The bizarre research vessel can go from a horizontal to vertical position while staying afloat and stable in heavy seas, even in 80-foot waves. That allows it to perform oceanographic research measurements with great accuracy.

Operated by Scripps and owned by the U.S. Navy, the 355-foot FLIP was designed by Phillip Rudnick, Fred H. Fisher, and Fred N. Spiess, and first tested in July 1962 as part of an anti-submarine rocket program. It was recently shown off in the Pacific for its 50th birthday.

ViaBizarre ‘flipping’ research ship turns 50

 

 

Every trip aboard conventional ships reminds the oceanographer of the value of a stable platform from which to perform experiments at sea. A ship’s natural motions not only make ocean measurements difficult to obtain with accuracy, but it reduces the effectiveness of personnel and equipment. This driving ocean force, among the most powerful in nature, dissipates rapidly just beneath the ocean surface. Even during severe sea storms rolling over several thousand square miles, a layer of relative calm lies a few hundred feet below the unruly waves. This region has become the domain of submarines during the past half century.

In 1962 they were joined by the research platform FLIP, FLoating Instrument Platform, whose great length lies mainly in the untroubled waters beneath the waves. As a result, she is almost as stable as a fencepost and, for those who study the sea, oceanographers, she offers an opportunity for more refined ocean measurements than they have ever had before.

The Floating Instrument Platform, FLIP, is a 355 foot long manned spar buoy designed as a stable research platform for oceanographic research. FLIP is towed to its operating area in the horizontal position and through ballast changes is “flipped” to the vertical position to become a stable spar buoy with a draft of 300 feet.

Via – Marine Physical Laboratory

You want lower gas prices – here is what it takes

The U.S. Navy is upgrading its defensive and offensive capabilities in the Persian Gulf to counter threats from Iran to seize the Strait of Hormuz and block the flow of oil, the chief of naval operations said Friday.

Adm. Jonathan W. Greenert told reporters in Washington that the Navy will add four more mine-sweeping ships and four more CH-53 Sea Stallion helicopters with mine-detection capability.
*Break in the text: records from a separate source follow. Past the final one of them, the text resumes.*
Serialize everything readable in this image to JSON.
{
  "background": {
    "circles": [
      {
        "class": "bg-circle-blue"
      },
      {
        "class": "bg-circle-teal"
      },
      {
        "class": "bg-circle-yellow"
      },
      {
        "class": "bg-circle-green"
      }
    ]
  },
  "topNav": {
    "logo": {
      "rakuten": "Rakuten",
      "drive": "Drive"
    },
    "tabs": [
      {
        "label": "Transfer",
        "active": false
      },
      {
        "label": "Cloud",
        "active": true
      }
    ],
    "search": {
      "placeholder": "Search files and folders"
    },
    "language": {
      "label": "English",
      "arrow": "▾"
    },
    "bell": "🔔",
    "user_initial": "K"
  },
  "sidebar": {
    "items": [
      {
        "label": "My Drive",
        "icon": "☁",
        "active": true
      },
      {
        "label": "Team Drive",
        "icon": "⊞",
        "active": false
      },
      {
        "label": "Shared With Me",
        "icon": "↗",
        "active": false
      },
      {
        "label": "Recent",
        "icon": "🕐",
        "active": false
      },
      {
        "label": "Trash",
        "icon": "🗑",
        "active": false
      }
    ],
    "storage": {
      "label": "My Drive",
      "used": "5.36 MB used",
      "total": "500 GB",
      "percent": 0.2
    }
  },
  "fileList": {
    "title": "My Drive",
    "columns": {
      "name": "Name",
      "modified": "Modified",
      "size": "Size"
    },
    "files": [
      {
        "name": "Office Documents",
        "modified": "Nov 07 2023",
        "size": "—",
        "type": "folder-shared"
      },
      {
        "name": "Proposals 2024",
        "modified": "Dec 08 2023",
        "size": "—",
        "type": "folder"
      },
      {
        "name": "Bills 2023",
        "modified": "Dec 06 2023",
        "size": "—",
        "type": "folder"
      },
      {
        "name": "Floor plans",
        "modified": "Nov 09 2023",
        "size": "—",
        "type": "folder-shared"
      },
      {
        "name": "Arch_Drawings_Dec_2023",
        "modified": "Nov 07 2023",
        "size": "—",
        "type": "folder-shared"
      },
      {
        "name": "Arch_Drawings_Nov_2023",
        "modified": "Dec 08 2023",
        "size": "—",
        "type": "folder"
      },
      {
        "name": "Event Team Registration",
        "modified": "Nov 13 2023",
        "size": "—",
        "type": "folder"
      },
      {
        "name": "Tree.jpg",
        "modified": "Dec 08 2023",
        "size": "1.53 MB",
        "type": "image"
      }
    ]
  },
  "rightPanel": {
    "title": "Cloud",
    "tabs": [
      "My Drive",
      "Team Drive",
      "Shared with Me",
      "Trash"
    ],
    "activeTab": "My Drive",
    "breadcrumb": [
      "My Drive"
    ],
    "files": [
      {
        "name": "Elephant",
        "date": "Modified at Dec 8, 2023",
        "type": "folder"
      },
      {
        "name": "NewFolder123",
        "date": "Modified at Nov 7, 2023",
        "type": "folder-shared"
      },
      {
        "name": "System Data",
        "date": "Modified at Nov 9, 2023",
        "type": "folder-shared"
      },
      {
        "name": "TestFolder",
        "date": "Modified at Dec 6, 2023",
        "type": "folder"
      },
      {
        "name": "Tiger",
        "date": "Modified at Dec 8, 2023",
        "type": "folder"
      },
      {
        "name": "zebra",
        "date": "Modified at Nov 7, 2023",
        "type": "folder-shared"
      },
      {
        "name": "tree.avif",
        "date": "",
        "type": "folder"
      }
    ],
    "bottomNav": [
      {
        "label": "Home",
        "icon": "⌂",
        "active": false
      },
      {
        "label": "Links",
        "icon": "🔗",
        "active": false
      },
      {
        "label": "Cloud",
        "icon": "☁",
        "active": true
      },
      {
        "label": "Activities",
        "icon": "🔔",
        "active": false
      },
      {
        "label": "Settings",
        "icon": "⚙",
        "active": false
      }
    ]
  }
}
The Navy is also sending more underwater unmanned mine-neutralization units to the region.

Greenert said he plans to assign more  patrol craft to the gulf, possibly armed with Mark 38 Gatling guns.

The narrow Strait of Hormuz is a key transit way for oil tankers. Any closure of the strait could send oil prices skyrocketing, officials say.

via World Now – LA Times

 

Makes riding a bike for those “70 percent of Americans’ car trips are less than two miles long,” seem like a better idea.